For the past six weeks, Mehbooba, the dynastic successor of her late father Mufti Mohammad Syed, has not allowed a popular government to be formed because of her personal whims, something that the nation at large can ill-afford in the sensitive border state. It is understandable that in the initial period, she was in a state of mourning and thus was not able to give a thought about government formation. But now, her actions defy logic.
A month on, many critical questions still remain unanswered. The first, will she dump the BJP or continue the partnership? If she goes for the second option, will she become chief minister or nominate someone else and be an extra constitutional authority the way Bal Thackeray or Sonia Gandhi were during the Shiv Sena rule in Maharashtra and two versions of the UPA at the Centre respectively? If she becomes chief minister, her party will have to contest two elections, an MLA election for herself from her father’s seat and an MP election from Anantnag parliamentary seat which she will have to vacate. She might name her younger brother Tassaduq Hussain Mufti as her party candidate from there.
The second, will she explore alternate possibilities and seek fresh allies in the Congress, the National Conference and Independents? In the last assembly election, over 65 percent electorate had voted to have a government of their choice. In the 87-member state assembly, PDP with 28 seats became the single largest party. The BJP with 25 seats became second largest; the JKNC won 15 seats, while the Congress came fourth with 12 seats. Independent and Others got seven. In that election, the BJP had the highest vote share, 23 percent; PDP closely followed with 22.7 percent votes but greater number of seats. After dumping the BJP, the PDP can form a government by aligning with the Congress and Independents. Sonia Gandhi had met her in Srinagar to offer her condolence on Mufti’s death. By turning conventional political wisdom on its head, she might join hands with the National Conference and Independents or the Congress to contain the bigger enemy, the BJP.

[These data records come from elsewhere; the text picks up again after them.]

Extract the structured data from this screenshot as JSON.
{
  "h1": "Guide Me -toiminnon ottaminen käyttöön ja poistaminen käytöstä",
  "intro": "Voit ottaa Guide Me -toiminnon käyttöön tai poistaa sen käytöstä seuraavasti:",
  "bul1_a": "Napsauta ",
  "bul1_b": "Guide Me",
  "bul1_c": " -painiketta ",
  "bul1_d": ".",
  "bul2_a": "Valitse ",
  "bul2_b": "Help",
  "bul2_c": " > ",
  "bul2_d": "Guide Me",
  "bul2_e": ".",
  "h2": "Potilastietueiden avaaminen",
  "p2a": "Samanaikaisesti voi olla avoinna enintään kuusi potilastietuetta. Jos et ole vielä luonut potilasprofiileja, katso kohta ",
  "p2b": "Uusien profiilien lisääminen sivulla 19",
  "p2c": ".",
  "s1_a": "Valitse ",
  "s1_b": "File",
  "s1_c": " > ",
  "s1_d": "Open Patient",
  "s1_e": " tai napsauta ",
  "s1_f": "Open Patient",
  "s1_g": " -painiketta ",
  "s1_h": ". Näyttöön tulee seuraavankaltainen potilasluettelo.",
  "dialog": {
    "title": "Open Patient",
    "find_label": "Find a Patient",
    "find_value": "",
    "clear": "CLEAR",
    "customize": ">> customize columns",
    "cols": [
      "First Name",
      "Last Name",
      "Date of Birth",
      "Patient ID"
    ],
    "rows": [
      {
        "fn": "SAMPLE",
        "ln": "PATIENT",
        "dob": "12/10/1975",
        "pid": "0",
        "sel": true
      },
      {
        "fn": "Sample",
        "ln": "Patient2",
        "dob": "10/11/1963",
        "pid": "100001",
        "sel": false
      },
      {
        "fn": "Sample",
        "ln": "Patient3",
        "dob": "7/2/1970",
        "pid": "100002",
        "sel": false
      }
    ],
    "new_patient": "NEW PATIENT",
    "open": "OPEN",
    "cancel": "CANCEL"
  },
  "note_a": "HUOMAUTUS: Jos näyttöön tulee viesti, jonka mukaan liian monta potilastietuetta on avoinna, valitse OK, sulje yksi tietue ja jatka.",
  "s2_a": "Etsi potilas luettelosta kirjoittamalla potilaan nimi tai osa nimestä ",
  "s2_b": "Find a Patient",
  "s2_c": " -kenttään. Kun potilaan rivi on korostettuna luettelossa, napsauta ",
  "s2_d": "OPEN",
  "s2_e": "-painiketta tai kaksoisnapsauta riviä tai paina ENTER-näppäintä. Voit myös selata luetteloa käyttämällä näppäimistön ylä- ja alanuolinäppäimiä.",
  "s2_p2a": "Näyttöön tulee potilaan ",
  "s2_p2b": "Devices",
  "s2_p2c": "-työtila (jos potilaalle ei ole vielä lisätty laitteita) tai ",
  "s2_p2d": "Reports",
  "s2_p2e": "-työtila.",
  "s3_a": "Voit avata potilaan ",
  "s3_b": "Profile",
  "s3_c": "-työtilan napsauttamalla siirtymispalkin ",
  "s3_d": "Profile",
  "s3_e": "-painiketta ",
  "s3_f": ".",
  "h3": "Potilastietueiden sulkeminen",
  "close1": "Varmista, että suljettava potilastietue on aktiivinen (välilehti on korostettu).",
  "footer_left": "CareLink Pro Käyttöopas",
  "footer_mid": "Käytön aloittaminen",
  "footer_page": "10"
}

But for that she has to make a move, something which is nowhere in public sight.
No one knows what’s going on in her mind. Mehbooba’s mourning got extended and later through sources and through some second rung leaders in the PDP, the nation got to know that she was not satisfied with progress of the agenda of alliance agreed upon by the PDP and the BJP. She blamed the Modi government for not doing enough to fulfil the promises in the agenda. She wanted concrete assurance from Prime Minister Narendra Modi or from BJP president Amit Shah in this regard. She also wanted some “confidence building measures” to be put in place, albeit without going into specifics, either publicly or in her limited engagements with the BJP leaders in the last one month.

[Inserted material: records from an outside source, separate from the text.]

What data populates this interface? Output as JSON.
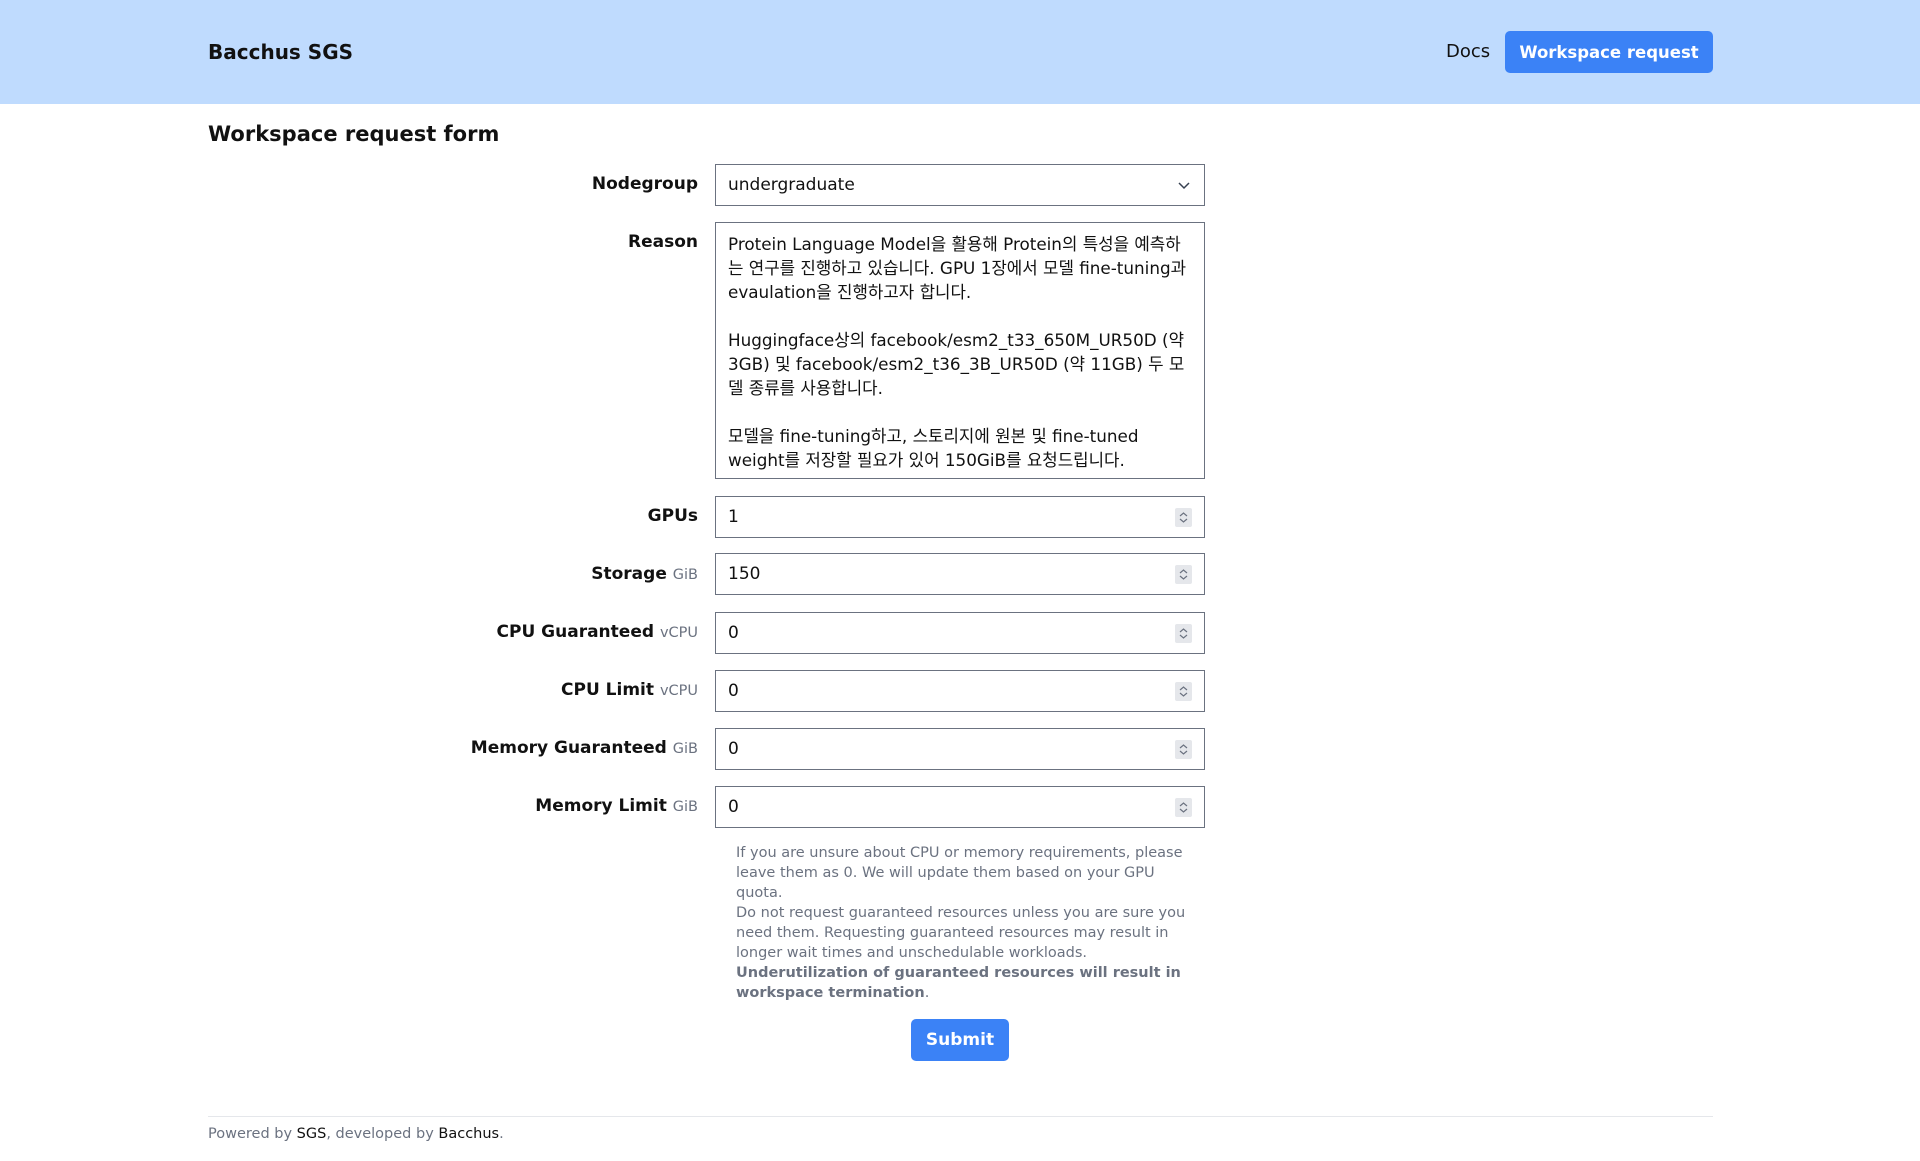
{
  "header": {
    "brand": "Bacchus SGS",
    "docs_label": "Docs",
    "workspace_request_label": "Workspace request"
  },
  "page_title": "Workspace request form",
  "form": {
    "nodegroup": {
      "label": "Nodegroup",
      "value": "undergraduate"
    },
    "reason": {
      "label": "Reason",
      "value": "Protein Language Model을 활용해 Protein의 특성을 예측하는 연구를 진행하고 있습니다. GPU 1장에서 모델 fine-tuning과 evaulation을 진행하고자 합니다.\n\nHuggingface상의 facebook/esm2_t33_650M_UR50D (약 3GB) 및 facebook/esm2_t36_3B_UR50D (약 11GB) 두 모델 종류를 사용합니다.\n\n모델을 fine-tuning하고, 스토리지에 원본 및 fine-tuned weight를 저장할 필요가 있어 150GiB를 요청드립니다."
    },
    "gpus": {
      "label": "GPUs",
      "unit": "",
      "value": "1"
    },
    "storage": {
      "label": "Storage",
      "unit": "GiB",
      "value": "150"
    },
    "cpu_guaranteed": {
      "label": "CPU Guaranteed",
      "unit": "vCPU",
      "value": "0"
    },
    "cpu_limit": {
      "label": "CPU Limit",
      "unit": "vCPU",
      "value": "0"
    },
    "memory_guaranteed": {
      "label": "Memory Guaranteed",
      "unit": "GiB",
      "value": "0"
    },
    "memory_limit": {
      "label": "Memory Limit",
      "unit": "GiB",
      "value": "0"
    },
    "hint": {
      "line1": "If you are unsure about CPU or memory requirements, please leave them as 0. We will update them based on your GPU quota.",
      "line2": "Do not request guaranteed resources unless you are sure you need them. Requesting guaranteed resources may result in longer wait times and unschedulable workloads.",
      "warning_bold": "Underutilization of guaranteed resources will result in workspace termination",
      "warning_end": "."
    },
    "submit_label": "Submit"
  },
  "footer": {
    "powered_by": "Powered by ",
    "sgs_link": "SGS",
    "developed_by": ", developed by ",
    "bacchus_link": "Bacchus",
    "end": "."
  },
  "colors": {
    "header_bg": "#bfdbfe",
    "accent": "#3b82f6"
  }
}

The BJP on its part claims that there has not been any substantive talk with her on the issue of government formation. Unlike last time, BJP general secretary Ram Madhav is not seen travelling to Srinagar, no negotiations are taking place in Delhi either. The BJP’s patience is wearing thin but it does not want to precipitate the situation by making any contentious statement or by taking any unilateral action. The Governor’s Rule (Central rule) is any case in place and thus it indirectly controls the government. The party as it is has an uneasy relation with its alliance partner in another state, Maharashtra where it is running a coalition government with the Shiv Sena. By taking any hasty action with regard to the PDP in J&K it does not want to create an impression that in Modi-Shah dispensation it can’t deal comfortably with its allies.
So for now the words in the BJP are patience and restraint. At this stage it is going with the proverbial, keeping a close eye on developments.
In an interview to some newspapers, the chief spokesperson of the PDP, Naeem Akhtar, said: “The agenda of alliance is a sacred document for us but there is little forward movement when it comes to implementation of certain core political and economic issues. We don’t want to form a government just for the sake of it. The Centre will have to address certain core political and economic issues and take state-centric measures to create an atmosphere of trust.” He does not talk specifics.
Does he mean that during the Governor’s Rule period the Modi-led central government has to take those perceived measures which nobody outside a small PDP group is aware of? In response to a question on the measures, Naeem Akhtar said, “They know which measures need to be taken. When and how that happens is a matter of understanding and trust.”
By a nuanced blame game, the PDP appears to be trying to don the mantle of martyrhood. Perhaps it wants to convey the impression that it sacrificed the fruits of power for larger popular good. By implication, the BJP would be places as a villain in Kashmir valley. It’s a game of political brinkmanship.
Omar Abdullah is on the mark when he said, "I don't know whether her party leaders know what these CBMs are, but people of the state don't know what she is demanding…Mehbooba Mufti must spell out clearly what she wants. Otherwise, she must have the courage to break the alliance and seek fresh elections in state."